_Source data_
····················

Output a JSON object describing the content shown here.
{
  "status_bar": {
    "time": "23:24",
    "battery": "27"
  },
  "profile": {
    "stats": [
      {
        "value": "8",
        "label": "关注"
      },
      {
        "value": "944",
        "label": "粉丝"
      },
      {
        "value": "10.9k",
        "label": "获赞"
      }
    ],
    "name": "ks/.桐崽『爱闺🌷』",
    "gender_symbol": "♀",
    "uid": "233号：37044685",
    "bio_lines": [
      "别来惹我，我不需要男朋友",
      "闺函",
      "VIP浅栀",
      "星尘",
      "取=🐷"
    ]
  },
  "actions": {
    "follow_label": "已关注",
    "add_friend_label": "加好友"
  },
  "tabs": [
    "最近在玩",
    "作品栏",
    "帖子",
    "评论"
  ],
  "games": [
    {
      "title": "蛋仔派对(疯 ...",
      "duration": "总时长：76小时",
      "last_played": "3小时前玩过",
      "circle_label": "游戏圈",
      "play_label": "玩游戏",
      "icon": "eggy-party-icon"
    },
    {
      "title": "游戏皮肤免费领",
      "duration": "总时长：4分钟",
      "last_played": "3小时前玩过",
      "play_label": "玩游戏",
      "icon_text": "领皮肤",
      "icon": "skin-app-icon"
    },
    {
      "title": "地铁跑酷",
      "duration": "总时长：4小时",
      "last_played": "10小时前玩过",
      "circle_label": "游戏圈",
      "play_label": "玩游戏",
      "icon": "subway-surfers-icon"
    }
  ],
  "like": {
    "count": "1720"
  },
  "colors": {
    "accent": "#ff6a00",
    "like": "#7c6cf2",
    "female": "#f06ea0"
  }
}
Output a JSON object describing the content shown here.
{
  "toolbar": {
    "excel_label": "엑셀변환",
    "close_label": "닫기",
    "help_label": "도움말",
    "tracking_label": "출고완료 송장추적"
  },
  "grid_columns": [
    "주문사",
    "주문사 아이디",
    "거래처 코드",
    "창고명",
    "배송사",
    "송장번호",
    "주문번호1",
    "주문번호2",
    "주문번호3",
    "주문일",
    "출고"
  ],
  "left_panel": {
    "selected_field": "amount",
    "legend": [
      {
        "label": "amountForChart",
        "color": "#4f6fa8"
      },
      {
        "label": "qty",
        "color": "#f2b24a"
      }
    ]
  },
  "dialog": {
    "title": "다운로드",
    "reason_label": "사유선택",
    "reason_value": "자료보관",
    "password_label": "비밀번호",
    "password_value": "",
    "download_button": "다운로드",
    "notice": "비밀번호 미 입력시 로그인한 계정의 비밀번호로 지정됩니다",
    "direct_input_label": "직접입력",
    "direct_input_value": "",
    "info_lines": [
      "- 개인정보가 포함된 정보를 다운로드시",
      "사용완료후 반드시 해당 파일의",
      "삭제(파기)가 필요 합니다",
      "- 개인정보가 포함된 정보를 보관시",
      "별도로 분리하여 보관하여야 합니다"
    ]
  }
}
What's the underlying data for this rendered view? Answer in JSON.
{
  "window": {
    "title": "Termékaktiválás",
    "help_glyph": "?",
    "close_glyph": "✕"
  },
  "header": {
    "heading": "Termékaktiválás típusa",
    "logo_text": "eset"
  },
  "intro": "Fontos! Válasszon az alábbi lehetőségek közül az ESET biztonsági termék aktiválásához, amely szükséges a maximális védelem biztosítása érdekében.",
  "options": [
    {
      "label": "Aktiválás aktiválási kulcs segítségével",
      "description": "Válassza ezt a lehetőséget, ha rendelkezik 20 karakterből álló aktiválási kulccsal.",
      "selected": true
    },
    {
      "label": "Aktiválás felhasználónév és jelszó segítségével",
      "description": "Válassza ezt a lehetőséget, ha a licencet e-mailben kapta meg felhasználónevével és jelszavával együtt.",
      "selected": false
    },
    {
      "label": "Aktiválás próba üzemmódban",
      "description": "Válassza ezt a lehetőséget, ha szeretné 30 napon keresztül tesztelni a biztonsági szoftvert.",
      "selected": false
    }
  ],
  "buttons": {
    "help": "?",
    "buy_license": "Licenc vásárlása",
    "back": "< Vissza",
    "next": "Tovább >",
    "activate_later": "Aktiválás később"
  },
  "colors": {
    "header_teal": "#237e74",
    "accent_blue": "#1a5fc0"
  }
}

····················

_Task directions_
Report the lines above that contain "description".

_Task solution_
      "description": "Válassza ezt a lehetőséget, ha rendelkezik 20 karakterből álló aktiválási kulccsal.",
      "description": "Válassza ezt a lehetőséget, ha a licencet e-mailben kapta meg felhasználónevével és jelszavával együtt.",
      "description": "Válassza ezt a lehetőséget, ha szeretné 30 napon keresztül tesztelni a biztonsági szoftvert.",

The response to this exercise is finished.